One of the most basic pumps that all bike riders should own is a floor pump. You can use this every time you are getting ready to go out for a ride or at least, once a week or month to keep your air pressure the same. Floor pumps give high-capacity air-filling power, with some going up to 220 psi. Most have a gauge as part of the pump but reading is showing the pressure at the pump and not necessarily the pressure of the tire. The pumps have large handles for comfort and a place to stand on them for stability. One of the last things the bike shop did when I bought my Brompton folding bike was use a floor pump to top off the tires.
A frame pump like the name implies is a pump that fits on the frame of the bike. Due to the size and build of folding bikes, a frame pump may not fit on a typical folding bike. Frame pumps are either spring loaded to fit between frames or come with brackets to mount on the frame. Frame pumps can be used for road cyclists as their psi reaches up to 160.
Mini or Hand Pump
Mini or hand pumps main purpose is to put air in a tire when you’ve had a flat on the road or trail. Since they are smaller than frame pumps they will take that much more effort to pump up a tire. Additionally, because most of these pumps do not have a hose or have a very short hose there is the danger that they will damage the valve stem from all of the pumping motions while airing up the tire. Be sure that the mini pump you purchase will get you to the air pressure that you need for your tires.
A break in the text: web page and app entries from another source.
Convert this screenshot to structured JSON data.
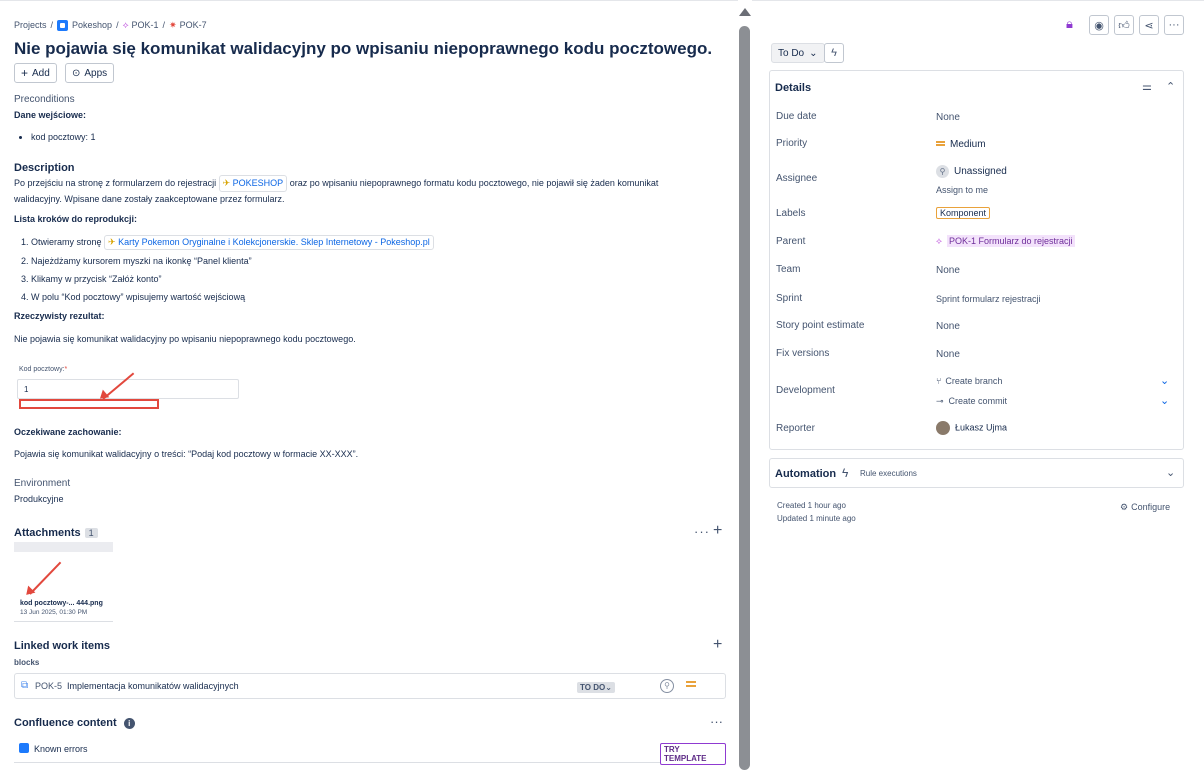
{
  "breadcrumb": {
    "projects": "Projects",
    "project": "Pokeshop",
    "parent": "POK-1",
    "current": "POK-7"
  },
  "issue": {
    "title": "Nie pojawia się komunikat walidacyjny po wpisaniu niepoprawnego kodu pocztowego.",
    "add_button": "Add",
    "apps_button": "Apps"
  },
  "preconditions": {
    "label": "Preconditions",
    "heading": "Dane wejściowe:",
    "items": [
      "kod pocztowy: 1"
    ]
  },
  "description": {
    "label": "Description",
    "para_before_link": "Po przejściu na stronę z formularzem do rejestracji",
    "inline_link": "POKESHOP",
    "para_after_link": "oraz po wpisaniu niepoprawnego formatu kodu pocztowego, nie pojawił się żaden komunikat",
    "para_line2": "walidacyjny. Wpisane dane zostały zaakceptowane przez formularz.",
    "steps_heading": "Lista kroków do reprodukcji:",
    "step1_text": "Otwieramy stronę",
    "step1_link": "Karty Pokemon Oryginalne i Kolekcjonerskie. Sklep Internetowy - Pokeshop.pl",
    "step2": "Najeżdżamy kursorem myszki na ikonkę “Panel klienta”",
    "step3": "Klikamy w przycisk “Załóż konto”",
    "step4": "W polu “Kod pocztowy” wpisujemy wartość wejściową",
    "actual_heading": "Rzeczywisty rezultat:",
    "actual_text": "Nie pojawia się komunikat walidacyjny po wpisaniu niepoprawnego kodu pocztowego.",
    "form_label": "Kod pocztowy:",
    "form_required": "*",
    "form_value": "1",
    "expected_heading": "Oczekiwane zachowanie:",
    "expected_text": "Pojawia się komunikat walidacyjny o treści: “Podaj kod pocztowy w formacie XX-XXX”."
  },
  "environment": {
    "label": "Environment",
    "value": "Produkcyjne"
  },
  "attachments": {
    "label": "Attachments",
    "count": "1",
    "file_name": "kod pocztowy-... 444.png",
    "file_date": "13 Jun 2025, 01:30 PM"
  },
  "linked": {
    "label": "Linked work items",
    "relation": "blocks",
    "key": "POK-5",
    "summary": "Implementacja komunikatów walidacyjnych",
    "status": "TO DO"
  },
  "confluence": {
    "label": "Confluence content",
    "item": "Known errors",
    "try_template": "TRY TEMPLATE"
  },
  "sidebar": {
    "status_button": "To Do",
    "details_title": "Details",
    "fields": {
      "due_date": {
        "label": "Due date",
        "value": "None"
      },
      "priority": {
        "label": "Priority",
        "value": "Medium"
      },
      "assignee": {
        "label": "Assignee",
        "value": "Unassigned",
        "action": "Assign to me"
      },
      "labels": {
        "label": "Labels",
        "value": "Komponent"
      },
      "parent": {
        "label": "Parent",
        "value": "POK-1 Formularz do rejestracji"
      },
      "team": {
        "label": "Team",
        "value": "None"
      },
      "sprint": {
        "label": "Sprint",
        "value": "Sprint formularz rejestracji"
      },
      "story_points": {
        "label": "Story point estimate",
        "value": "None"
      },
      "fix_versions": {
        "label": "Fix versions",
        "value": "None"
      },
      "development": {
        "label": "Development",
        "create_branch": "Create branch",
        "create_commit": "Create commit"
      },
      "reporter": {
        "label": "Reporter",
        "value": "Łukasz Ujma"
      }
    },
    "automation_title": "Automation",
    "rule_executions": "Rule executions",
    "created": "Created 1 hour ago",
    "updated": "Updated 1 minute ago",
    "configure": "Configure"
  },
  "colors": {
    "link": "#0c66e4",
    "annotation_red": "#e2483d",
    "priority_medium": "#e9a23b",
    "label_border": "#e9a23b",
    "parent_bg": "#f3e2fb"
  }
}
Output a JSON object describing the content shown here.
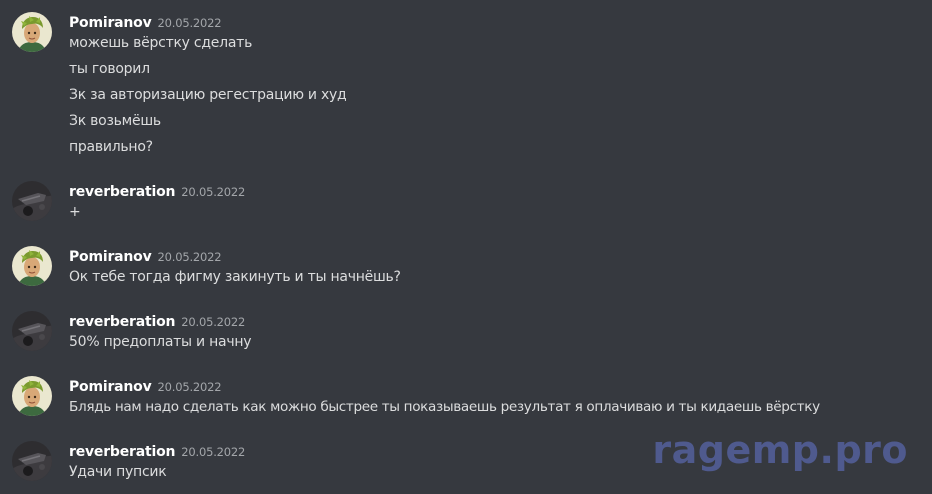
{
  "watermark": "ragemp.pro",
  "groups": [
    {
      "author": "Pomiranov",
      "date": "20.05.2022",
      "avatar": "pomiranov-avatar-icon",
      "messages": [
        "можешь вёрстку сделать",
        "ты говорил",
        "Зк за авторизацию регестрацию и худ",
        "Зк возьмёшь",
        "правильно?"
      ]
    },
    {
      "author": "reverberation",
      "date": "20.05.2022",
      "avatar": "reverberation-avatar-icon",
      "messages": [
        "+"
      ]
    },
    {
      "author": "Pomiranov",
      "date": "20.05.2022",
      "avatar": "pomiranov-avatar-icon",
      "messages": [
        "Ок тебе тогда фигму закинуть и ты начнёшь?"
      ]
    },
    {
      "author": "reverberation",
      "date": "20.05.2022",
      "avatar": "reverberation-avatar-icon",
      "messages": [
        "50% предоплаты и начну"
      ]
    },
    {
      "author": "Pomiranov",
      "date": "20.05.2022",
      "avatar": "pomiranov-avatar-icon",
      "messages": [
        "Блядь нам надо сделать как можно быстрее ты показываешь результат я оплачиваю и ты кидаешь вёрстку"
      ]
    },
    {
      "author": "reverberation",
      "date": "20.05.2022",
      "avatar": "reverberation-avatar-icon",
      "messages": [
        "Удачи пупсик"
      ]
    }
  ]
}
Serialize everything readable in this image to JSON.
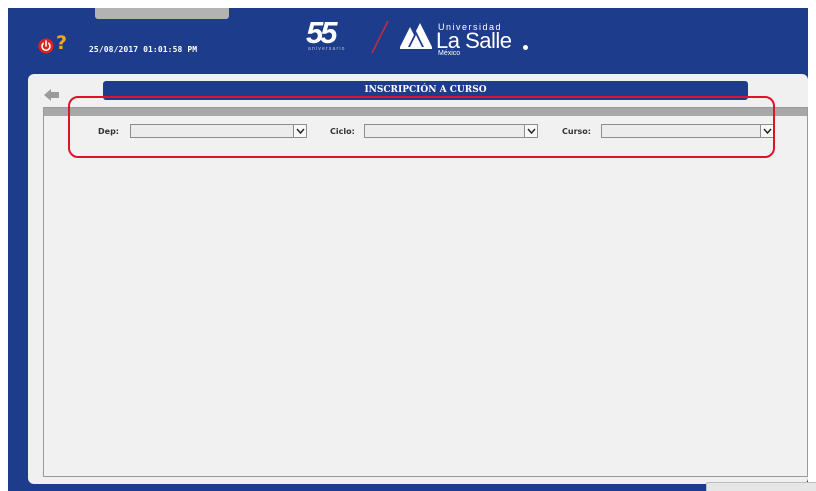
{
  "header": {
    "datetime": "25/08/2017 01:01:58 PM",
    "help_symbol": "?",
    "logo55": {
      "number": "55",
      "tagline": "aniversario"
    },
    "brand": {
      "top": "Universidad",
      "main": "La Salle",
      "sub": "México"
    }
  },
  "main": {
    "title": "INSCRIPCIÓN A CURSO",
    "filters": [
      {
        "label": "Dep:",
        "value": ""
      },
      {
        "label": "Ciclo:",
        "value": ""
      },
      {
        "label": "Curso:",
        "value": ""
      }
    ],
    "footer_button_label": ""
  },
  "colors": {
    "frame_blue": "#1d3d8c",
    "accent_orange": "#f7a51c",
    "power_red": "#e2231a",
    "highlight_red": "#e2102a",
    "panel_gray": "#f1f1f1"
  },
  "icons": [
    "power-icon",
    "help-icon",
    "back-arrow-icon",
    "chevron-down-icon"
  ]
}
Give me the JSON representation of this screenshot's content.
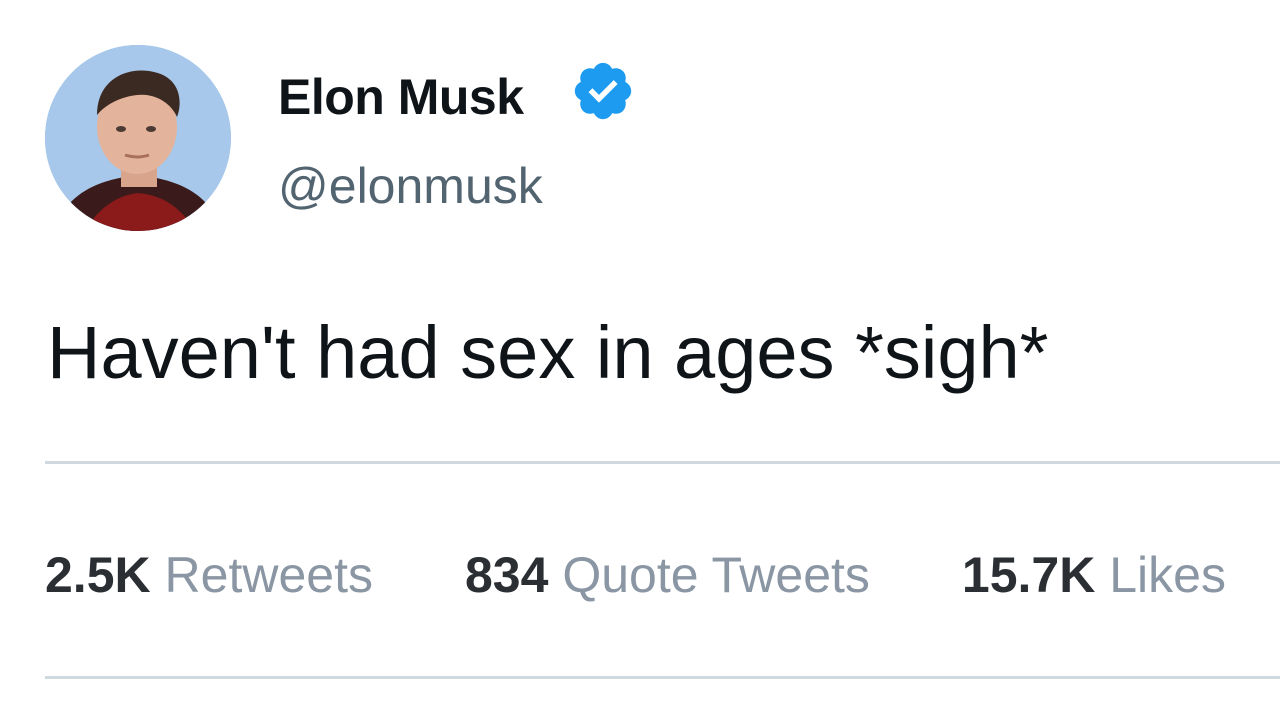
{
  "author": {
    "display_name": "Elon Musk",
    "handle": "@elonmusk",
    "verified": true,
    "avatar_icon": "profile-photo"
  },
  "tweet": {
    "text": "Haven't had sex in ages *sigh*"
  },
  "stats": [
    {
      "count": "2.5K",
      "label": "Retweets"
    },
    {
      "count": "834",
      "label": "Quote Tweets"
    },
    {
      "count": "15.7K",
      "label": "Likes"
    }
  ],
  "colors": {
    "verified_badge": "#1d9bf0",
    "name_text": "#0f1419",
    "handle_text": "#536471",
    "divider": "#cfd9de",
    "stat_label": "#8a96a3"
  }
}
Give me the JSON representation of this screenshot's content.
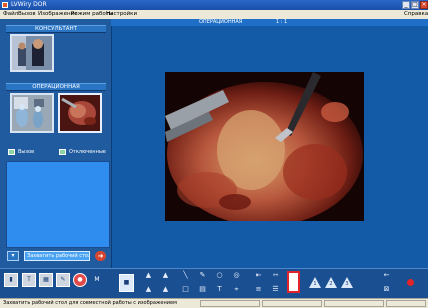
{
  "window": {
    "title": "LVWiry DOR"
  },
  "menu": {
    "file": "Файл",
    "call": "Вызов",
    "image": "Изображение",
    "workmode": "Режим работы",
    "settings": "Настройки",
    "help": "Справка"
  },
  "left": {
    "consultant_label": "КОНСУЛЬТАНТ",
    "operating_label": "ОПЕРАЦИОННАЯ",
    "call_button": "Вызов",
    "disabled_label": "Отключенные",
    "capture_button": "Захватить рабочий стол >>>"
  },
  "work": {
    "header_label": "ОПЕРАЦИОННАЯ",
    "zoom": "1 : 1"
  },
  "status": {
    "message": "Захватить рабочий стол для совместной работы с изображением"
  },
  "colors": {
    "panel": "#1f5b9e",
    "work": "#135ba6",
    "accent": "#e0242a"
  }
}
Many gas stations and garages have air compressors for filling up or topping off automobile tires. Gas station compressors only work with Schrader valves since that is how all car tires are fitted.
Care must be taken when using a gas station compressor because they are made for car tires that have a much larger volume of air and are much slower to reach their desired pressure. Bikes, on the other hand, are low volume tires and can be easily over inflated by these heavy duty air compressors. At a minimum you should be ready with your own air gauge to frequently check the tire pressure.
CO2 cartridges are best for use in competitions where the cyclists needs to fix the flat quickly and get back in the race. There is no time spent on pumping up the tire so this makes it a quick operation. The bad thing is that most of these are a one use only cartridge, so if you have a second flat and only one cartridge you are out of luck.
Once you get back to a location that has a regular pump you should exchange the CO2 for regular air. CO2 escapes the tire much more quickly than air does so it is only a temporary fix to get the biker up and running quickly.
I did not realize there was so much to learn about bike pumps! What we have learned is that we want to have a good solid floor pump for regular home use and the biggest portable bike pump we can easily take with us for flats on the go.
I wrote more on purchasing pumps here.